Undaunted by the gravity of their own legacy, BioWare forges a new path forward. The premise of Mass Effect: Andromeda mirrors the new life of the franchise in more ways than one. Putting behind them one of the most epic science fiction sagas in video game history and all of the characters we had come to love is no small feat, a challenge other industry giants have avoided or outright failed at. Despite the rose colored lens through which the original, decade-old Mass Effect is viewed by many, Andromeda does just this.
Enter Sara and Scott Ryder, youthful recruits who along with their father joined the Andromeda Initiative to seek out a new home for humanity in the Heleus Cluster of the Andromeda galaxy. Scientists, unlike the soldier origins of CDR Shepard, the Ryders are a refreshing new look and feel for main characters.

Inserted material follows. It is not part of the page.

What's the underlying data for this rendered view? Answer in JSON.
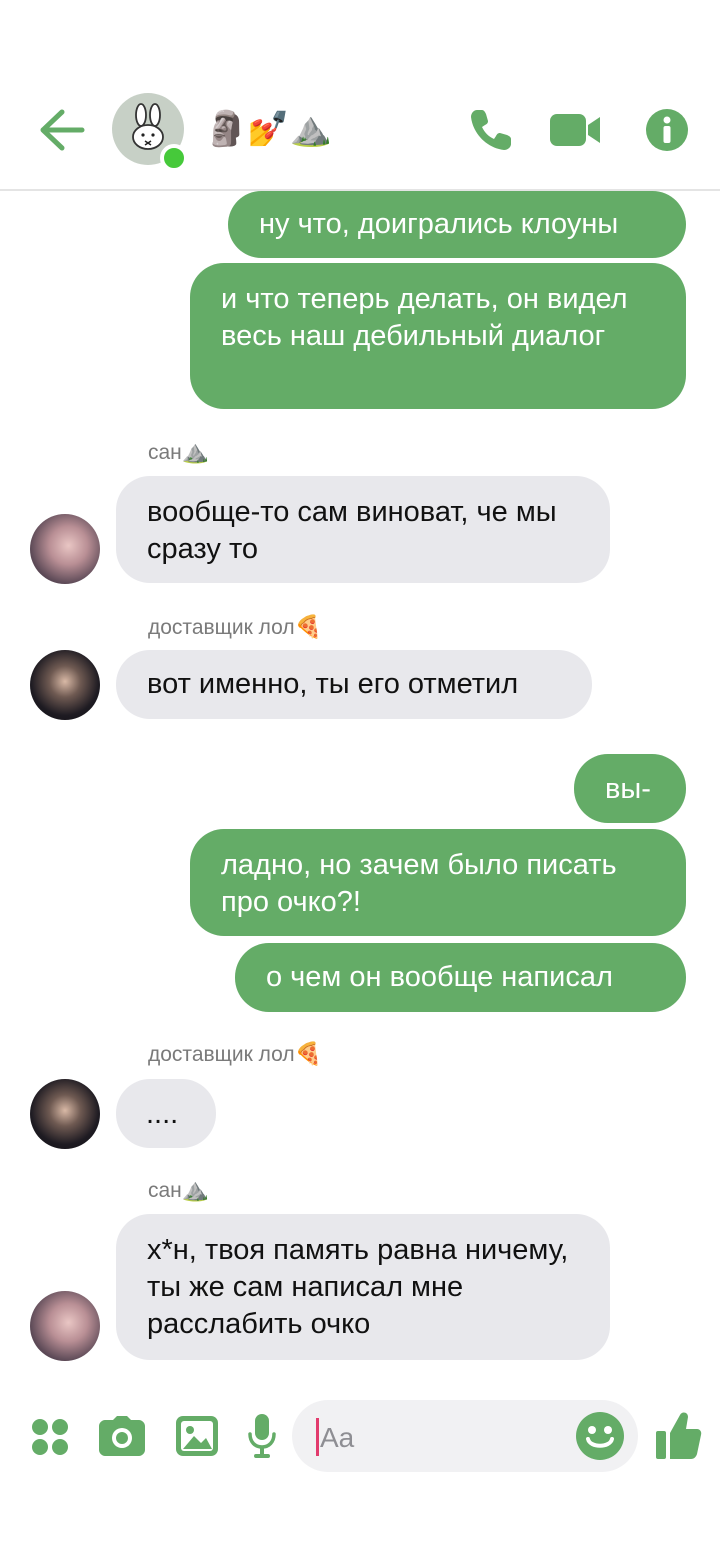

The crew and your squad mates include many races familiar to the original trilogy and a few new ones as well, all brilliantly voiced and brought to life in the stunning Frostbite engine – which is also new to the series. With one of the best team of writers in the industry and more dialog than Mass Effect 2 and 3 combined, Andromeda may be the most ambitious and in-depth story BioWare has attempted yet.
As the experience unfolds and the player is introduced to both new and familiar activities and opportunities for exploration, the more close to home Andromeda feels. It feels like a Mass Effect title should from the outset – wasting no time putting your Ryder twin of choice into action and trusting the player to keep up with the lore and references without letting it get in the way. Returning players will find the new ship, the Tempest, is a fitting tribute to the Normandy, but is also comfortable being itself and has a fresh, elevator free layout. The all-terrain Nomad is even cooler than you remember the Mako being, which is great news because you’ll spend more time than ever behind the wheel in it. It inherits the mining and most of the scanning tasks that used to occur only from orbit in the original trilogy, and has its own tech upgrade tree along with the rest of your gear.
Speaking of upgrade trees, the character advancement and gear research and upgrade paths are an order of magnitude more complex than any of the previous Mass Effect titles. No longer limited to just one “class”, the Ryders can develop multiple combat profiles that cover all of the classic builds like soldier or infiltrator, and now also includes the biotic and tech tree skills once exclusive to the non-playable characters. The build choices are staggering at a glance, but are easy to get the hang of as you go along.
Combat sees a huge update, featuring faster movement, more agility and a bigger emphasis on coordination of abilities between squadmates to defeat difficult encounters. Players looking for a challenge will be pleased to find the harder difficulty settings are a step up from the prior titles, and require a lot more than just cover and ammo management to defeat hard encounters, even for returning veterans. Playing on one setting below “insanity” I died frequently despite a confident hard mode finish in the first three.
My ten hours in the play-first trial of Mass Effect: Andromeda sped by in an instant, just enough time to get my boots dirty and whet my appetite. It is not enough time to judge the story, which I’ve avoided discussing, but from what I have seen so far exceeded my expectations. I had concerns that BioWare would not be able to top what they had completed with closing chapters of Mass Effect 3 – nor fill the boots of an iconic heroine like Jane Shepard. Thankfully, Andromeda is following its own heart and I am looking forward to seeing where it goes.